=== ASSIGNMENT ===
All pictures are to be dropped, and everything else in the data duplicated exactly.

=== GIVEN RECORDS ===
+++++

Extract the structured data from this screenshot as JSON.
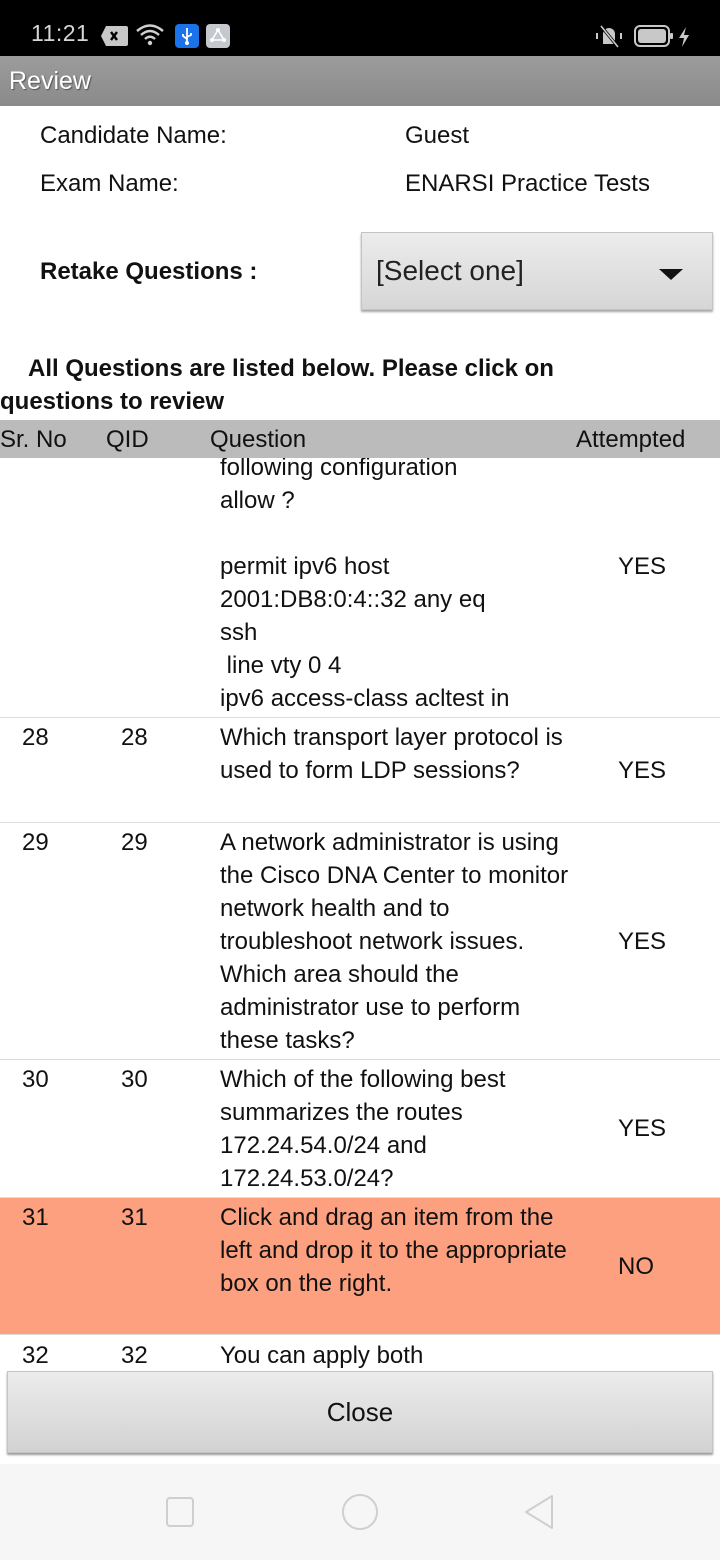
{
  "status_bar": {
    "time": "11:21",
    "icons": [
      "notification-x-icon",
      "wifi-icon",
      "usb-icon",
      "network-share-icon",
      "vibrate-off-icon",
      "battery-icon",
      "charging-icon"
    ]
  },
  "app": {
    "title": "Review"
  },
  "info": {
    "candidate_label": "Candidate Name:",
    "candidate_value": "Guest",
    "exam_label": "Exam Name:",
    "exam_value": "ENARSI Practice Tests"
  },
  "retake": {
    "label": "Retake Questions :",
    "selected": "[Select one]"
  },
  "instructions": "All Questions are listed below. Please click on questions to review",
  "table": {
    "headers": {
      "sr_no": "Sr. No",
      "qid": "QID",
      "question": "Question",
      "attempted": "Attempted"
    },
    "rows": [
      {
        "sr_no": "",
        "qid": "",
        "question": "following configuration\nallow ?\n\npermit ipv6 host\n2001:DB8:0:4::32 any eq\nssh\n line vty 0 4\nipv6 access-class acltest in",
        "attempted": "YES"
      },
      {
        "sr_no": "28",
        "qid": "28",
        "question": "Which transport layer protocol is used to form LDP sessions?",
        "attempted": "YES"
      },
      {
        "sr_no": "29",
        "qid": "29",
        "question": "A network administrator is using the Cisco DNA Center to monitor network health and to troubleshoot network issues. Which area should the administrator use to perform these tasks?",
        "attempted": "YES"
      },
      {
        "sr_no": "30",
        "qid": "30",
        "question": "Which of the following best summarizes the routes 172.24.54.0/24 and 172.24.53.0/24?",
        "attempted": "YES"
      },
      {
        "sr_no": "31",
        "qid": "31",
        "question": "Click and drag an item from the left and drop it to the appropriate box on the right.",
        "attempted": "NO"
      },
      {
        "sr_no": "32",
        "qid": "32",
        "question": "You can apply both",
        "attempted": ""
      }
    ]
  },
  "colors": {
    "not_attempted_row": "#fca07f",
    "header_bg": "#bbbbbb",
    "titlebar_bg": "#949494"
  },
  "footer": {
    "close_label": "Close"
  },
  "nav": {
    "recents": "recents-icon",
    "home": "home-icon",
    "back": "back-icon"
  }
}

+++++

=== RESPONSE ===
Extract the structured data from this screenshot as JSON.
{
  "status_bar": {
    "time": "11:21",
    "icons": [
      "notification-x-icon",
      "wifi-icon",
      "usb-icon",
      "network-share-icon",
      "vibrate-off-icon",
      "battery-icon",
      "charging-icon"
    ]
  },
  "app": {
    "title": "Review"
  },
  "info": {
    "candidate_label": "Candidate Name:",
    "candidate_value": "Guest",
    "exam_label": "Exam Name:",
    "exam_value": "ENARSI Practice Tests"
  },
  "retake": {
    "label": "Retake Questions :",
    "selected": "[Select one]"
  },
  "instructions": "All Questions are listed below. Please click on questions to review",
  "table": {
    "headers": {
      "sr_no": "Sr. No",
      "qid": "QID",
      "question": "Question",
      "attempted": "Attempted"
    },
    "rows": [
      {
        "sr_no": "",
        "qid": "",
        "question": "following configuration\nallow ?\n\npermit ipv6 host\n2001:DB8:0:4::32 any eq\nssh\n line vty 0 4\nipv6 access-class acltest in",
        "attempted": "YES"
      },
      {
        "sr_no": "28",
        "qid": "28",
        "question": "Which transport layer protocol is used to form LDP sessions?",
        "attempted": "YES"
      },
      {
        "sr_no": "29",
        "qid": "29",
        "question": "A network administrator is using the Cisco DNA Center to monitor network health and to troubleshoot network issues. Which area should the administrator use to perform these tasks?",
        "attempted": "YES"
      },
      {
        "sr_no": "30",
        "qid": "30",
        "question": "Which of the following best summarizes the routes 172.24.54.0/24 and 172.24.53.0/24?",
        "attempted": "YES"
      },
      {
        "sr_no": "31",
        "qid": "31",
        "question": "Click and drag an item from the left and drop it to the appropriate box on the right.",
        "attempted": "NO"
      },
      {
        "sr_no": "32",
        "qid": "32",
        "question": "You can apply both",
        "attempted": ""
      }
    ]
  },
  "colors": {
    "not_attempted_row": "#fca07f",
    "header_bg": "#bbbbbb",
    "titlebar_bg": "#949494"
  },
  "footer": {
    "close_label": "Close"
  },
  "nav": {
    "recents": "recents-icon",
    "home": "home-icon",
    "back": "back-icon"
  }
}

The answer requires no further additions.